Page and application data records
↓

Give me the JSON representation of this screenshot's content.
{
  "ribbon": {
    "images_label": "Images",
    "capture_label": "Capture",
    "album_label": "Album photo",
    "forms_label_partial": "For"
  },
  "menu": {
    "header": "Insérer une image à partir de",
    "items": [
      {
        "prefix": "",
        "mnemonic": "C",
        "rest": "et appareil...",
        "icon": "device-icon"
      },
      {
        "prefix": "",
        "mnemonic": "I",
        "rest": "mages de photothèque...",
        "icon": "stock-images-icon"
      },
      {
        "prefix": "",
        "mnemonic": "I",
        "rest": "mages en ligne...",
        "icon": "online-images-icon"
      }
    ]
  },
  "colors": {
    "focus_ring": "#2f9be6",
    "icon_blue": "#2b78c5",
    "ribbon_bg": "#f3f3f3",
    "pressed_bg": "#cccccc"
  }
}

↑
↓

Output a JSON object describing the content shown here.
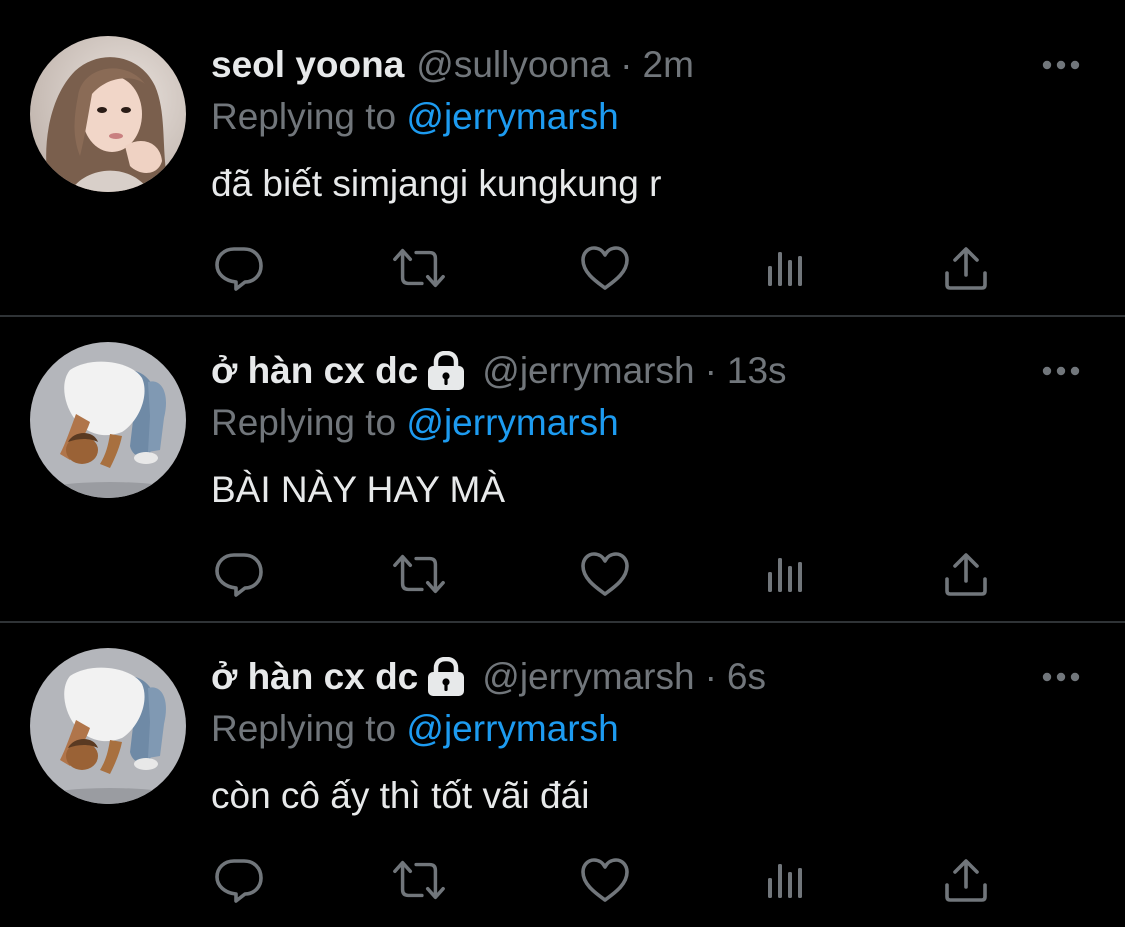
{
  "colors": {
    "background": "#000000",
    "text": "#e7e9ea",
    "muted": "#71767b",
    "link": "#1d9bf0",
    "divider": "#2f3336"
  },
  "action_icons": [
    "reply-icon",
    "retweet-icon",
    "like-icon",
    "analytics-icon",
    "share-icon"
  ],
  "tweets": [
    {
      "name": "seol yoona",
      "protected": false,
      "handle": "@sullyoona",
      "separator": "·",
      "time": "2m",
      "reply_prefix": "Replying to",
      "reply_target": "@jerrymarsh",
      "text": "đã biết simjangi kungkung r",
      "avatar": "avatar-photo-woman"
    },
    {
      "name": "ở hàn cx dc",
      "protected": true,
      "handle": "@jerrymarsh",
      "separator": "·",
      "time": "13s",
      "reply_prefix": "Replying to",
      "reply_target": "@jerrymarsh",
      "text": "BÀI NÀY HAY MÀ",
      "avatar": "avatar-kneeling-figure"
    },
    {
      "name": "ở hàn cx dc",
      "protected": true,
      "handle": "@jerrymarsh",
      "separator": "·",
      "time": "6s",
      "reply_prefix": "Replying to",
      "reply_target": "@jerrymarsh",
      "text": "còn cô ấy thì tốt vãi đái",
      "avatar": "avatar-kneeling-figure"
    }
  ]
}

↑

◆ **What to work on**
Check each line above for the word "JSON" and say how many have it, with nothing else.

◆ **Result of this task**
2